Your task:
Each line that includes "JSON" must be copied from the records.

[Element data from apps and pages]
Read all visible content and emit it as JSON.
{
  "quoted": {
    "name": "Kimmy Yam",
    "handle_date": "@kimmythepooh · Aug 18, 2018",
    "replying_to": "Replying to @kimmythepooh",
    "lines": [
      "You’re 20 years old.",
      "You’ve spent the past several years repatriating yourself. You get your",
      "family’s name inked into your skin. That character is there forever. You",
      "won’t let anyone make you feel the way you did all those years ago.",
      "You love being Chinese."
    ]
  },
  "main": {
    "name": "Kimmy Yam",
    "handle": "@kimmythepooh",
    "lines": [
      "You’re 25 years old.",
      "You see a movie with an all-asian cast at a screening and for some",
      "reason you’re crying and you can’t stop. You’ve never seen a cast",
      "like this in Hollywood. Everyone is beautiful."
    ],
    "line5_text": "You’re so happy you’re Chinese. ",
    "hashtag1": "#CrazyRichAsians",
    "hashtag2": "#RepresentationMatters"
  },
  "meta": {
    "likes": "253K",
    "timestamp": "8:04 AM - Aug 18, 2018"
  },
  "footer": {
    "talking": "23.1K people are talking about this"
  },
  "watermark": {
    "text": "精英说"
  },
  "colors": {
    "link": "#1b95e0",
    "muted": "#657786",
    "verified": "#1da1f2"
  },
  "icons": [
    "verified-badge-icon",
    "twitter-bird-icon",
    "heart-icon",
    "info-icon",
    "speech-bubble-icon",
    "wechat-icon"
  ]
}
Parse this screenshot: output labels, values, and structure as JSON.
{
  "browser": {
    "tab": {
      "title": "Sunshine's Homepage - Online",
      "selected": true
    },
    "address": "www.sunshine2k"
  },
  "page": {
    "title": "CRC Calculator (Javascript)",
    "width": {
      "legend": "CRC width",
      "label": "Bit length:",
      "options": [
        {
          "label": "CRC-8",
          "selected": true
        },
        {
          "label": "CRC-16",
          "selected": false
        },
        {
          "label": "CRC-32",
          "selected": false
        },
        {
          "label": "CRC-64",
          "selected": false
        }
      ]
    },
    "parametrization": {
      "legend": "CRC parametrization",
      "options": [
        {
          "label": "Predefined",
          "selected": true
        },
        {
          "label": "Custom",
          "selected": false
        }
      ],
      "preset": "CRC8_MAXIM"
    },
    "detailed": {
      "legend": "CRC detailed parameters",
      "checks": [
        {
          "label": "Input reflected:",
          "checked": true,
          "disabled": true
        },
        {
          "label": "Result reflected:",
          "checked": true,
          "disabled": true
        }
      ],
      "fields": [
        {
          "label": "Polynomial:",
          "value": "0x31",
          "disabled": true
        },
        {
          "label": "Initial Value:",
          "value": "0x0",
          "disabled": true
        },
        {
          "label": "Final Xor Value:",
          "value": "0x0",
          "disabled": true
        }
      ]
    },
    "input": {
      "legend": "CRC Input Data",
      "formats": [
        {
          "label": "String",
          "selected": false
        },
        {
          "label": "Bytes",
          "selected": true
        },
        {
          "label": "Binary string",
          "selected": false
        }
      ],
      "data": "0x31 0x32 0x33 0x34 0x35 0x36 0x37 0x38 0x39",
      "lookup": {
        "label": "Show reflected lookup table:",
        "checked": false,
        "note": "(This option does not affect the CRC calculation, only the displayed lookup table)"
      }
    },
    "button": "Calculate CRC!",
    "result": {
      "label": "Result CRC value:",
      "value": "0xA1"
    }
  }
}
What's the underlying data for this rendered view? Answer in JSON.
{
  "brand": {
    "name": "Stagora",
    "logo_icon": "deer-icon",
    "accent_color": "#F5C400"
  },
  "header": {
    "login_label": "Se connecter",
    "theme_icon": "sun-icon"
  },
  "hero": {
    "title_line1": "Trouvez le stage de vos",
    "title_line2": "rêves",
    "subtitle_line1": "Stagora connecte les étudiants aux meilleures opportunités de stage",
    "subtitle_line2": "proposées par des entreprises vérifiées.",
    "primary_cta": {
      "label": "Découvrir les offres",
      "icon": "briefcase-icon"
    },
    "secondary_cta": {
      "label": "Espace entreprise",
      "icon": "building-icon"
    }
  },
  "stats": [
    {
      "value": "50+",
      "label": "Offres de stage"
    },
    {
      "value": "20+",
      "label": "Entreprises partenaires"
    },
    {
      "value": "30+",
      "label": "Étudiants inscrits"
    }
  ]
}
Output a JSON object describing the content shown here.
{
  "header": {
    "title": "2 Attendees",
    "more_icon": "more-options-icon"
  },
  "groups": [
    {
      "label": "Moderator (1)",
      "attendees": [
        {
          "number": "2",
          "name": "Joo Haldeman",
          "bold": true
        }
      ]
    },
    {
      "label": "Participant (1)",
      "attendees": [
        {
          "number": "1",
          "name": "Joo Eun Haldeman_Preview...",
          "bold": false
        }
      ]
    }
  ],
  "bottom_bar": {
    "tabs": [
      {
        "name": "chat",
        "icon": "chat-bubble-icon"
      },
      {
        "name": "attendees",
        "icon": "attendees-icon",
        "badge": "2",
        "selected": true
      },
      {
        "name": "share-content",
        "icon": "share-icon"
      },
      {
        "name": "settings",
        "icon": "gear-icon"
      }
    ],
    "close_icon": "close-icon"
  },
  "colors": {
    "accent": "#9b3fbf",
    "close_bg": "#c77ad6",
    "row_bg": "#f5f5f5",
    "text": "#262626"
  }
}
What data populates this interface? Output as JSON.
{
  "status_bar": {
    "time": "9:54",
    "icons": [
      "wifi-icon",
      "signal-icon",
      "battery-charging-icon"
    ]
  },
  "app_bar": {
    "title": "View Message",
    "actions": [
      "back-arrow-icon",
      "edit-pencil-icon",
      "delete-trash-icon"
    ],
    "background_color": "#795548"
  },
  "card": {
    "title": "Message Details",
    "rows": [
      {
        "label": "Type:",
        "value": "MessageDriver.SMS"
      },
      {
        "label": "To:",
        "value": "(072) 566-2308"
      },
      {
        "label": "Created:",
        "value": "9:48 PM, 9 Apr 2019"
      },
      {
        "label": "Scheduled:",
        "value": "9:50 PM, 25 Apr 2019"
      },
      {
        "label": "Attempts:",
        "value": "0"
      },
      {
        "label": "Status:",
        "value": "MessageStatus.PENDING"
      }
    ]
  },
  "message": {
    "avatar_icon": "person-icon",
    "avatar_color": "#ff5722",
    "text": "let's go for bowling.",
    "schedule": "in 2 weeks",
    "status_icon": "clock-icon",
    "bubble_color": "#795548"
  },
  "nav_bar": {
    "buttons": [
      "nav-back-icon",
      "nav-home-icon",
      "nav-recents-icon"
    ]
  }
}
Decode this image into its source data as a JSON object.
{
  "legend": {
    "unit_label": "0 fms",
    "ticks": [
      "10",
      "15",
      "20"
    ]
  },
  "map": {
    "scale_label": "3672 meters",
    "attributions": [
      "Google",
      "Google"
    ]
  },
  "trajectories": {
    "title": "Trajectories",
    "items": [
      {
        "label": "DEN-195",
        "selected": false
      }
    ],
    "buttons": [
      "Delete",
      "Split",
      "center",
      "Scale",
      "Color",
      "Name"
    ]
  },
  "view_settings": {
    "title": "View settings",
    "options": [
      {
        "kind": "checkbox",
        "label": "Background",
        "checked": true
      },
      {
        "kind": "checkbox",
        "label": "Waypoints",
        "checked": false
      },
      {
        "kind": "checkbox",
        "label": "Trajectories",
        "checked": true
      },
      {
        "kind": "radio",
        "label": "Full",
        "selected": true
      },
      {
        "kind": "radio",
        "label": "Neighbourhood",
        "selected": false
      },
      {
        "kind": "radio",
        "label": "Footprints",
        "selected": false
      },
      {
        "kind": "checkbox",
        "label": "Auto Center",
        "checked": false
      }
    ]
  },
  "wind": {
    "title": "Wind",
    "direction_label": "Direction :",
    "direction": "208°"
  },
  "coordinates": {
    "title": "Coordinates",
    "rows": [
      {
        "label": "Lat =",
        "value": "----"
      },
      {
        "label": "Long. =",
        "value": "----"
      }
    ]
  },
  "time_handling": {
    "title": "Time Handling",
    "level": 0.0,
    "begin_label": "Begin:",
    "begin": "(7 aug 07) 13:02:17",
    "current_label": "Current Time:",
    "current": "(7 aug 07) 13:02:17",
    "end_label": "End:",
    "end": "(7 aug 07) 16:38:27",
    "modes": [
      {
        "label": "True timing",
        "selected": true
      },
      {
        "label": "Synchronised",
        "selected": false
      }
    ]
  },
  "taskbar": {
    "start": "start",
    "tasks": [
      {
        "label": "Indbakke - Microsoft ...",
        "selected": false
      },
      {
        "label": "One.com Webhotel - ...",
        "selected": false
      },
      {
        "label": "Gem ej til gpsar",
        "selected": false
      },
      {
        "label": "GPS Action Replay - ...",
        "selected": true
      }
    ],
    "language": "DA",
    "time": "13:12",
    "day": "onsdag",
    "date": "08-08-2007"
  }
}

Solution to this problem:
Read all visible content and emit it as JSON.
Parse this screenshot: output labels, values, and structure as JSON.
What's the underlying data for this rendered view? Answer in JSON.
Output a JSON object describing the content shown here.
What data populates this interface? Output as JSON.
Decode this image into its source data as a JSON object.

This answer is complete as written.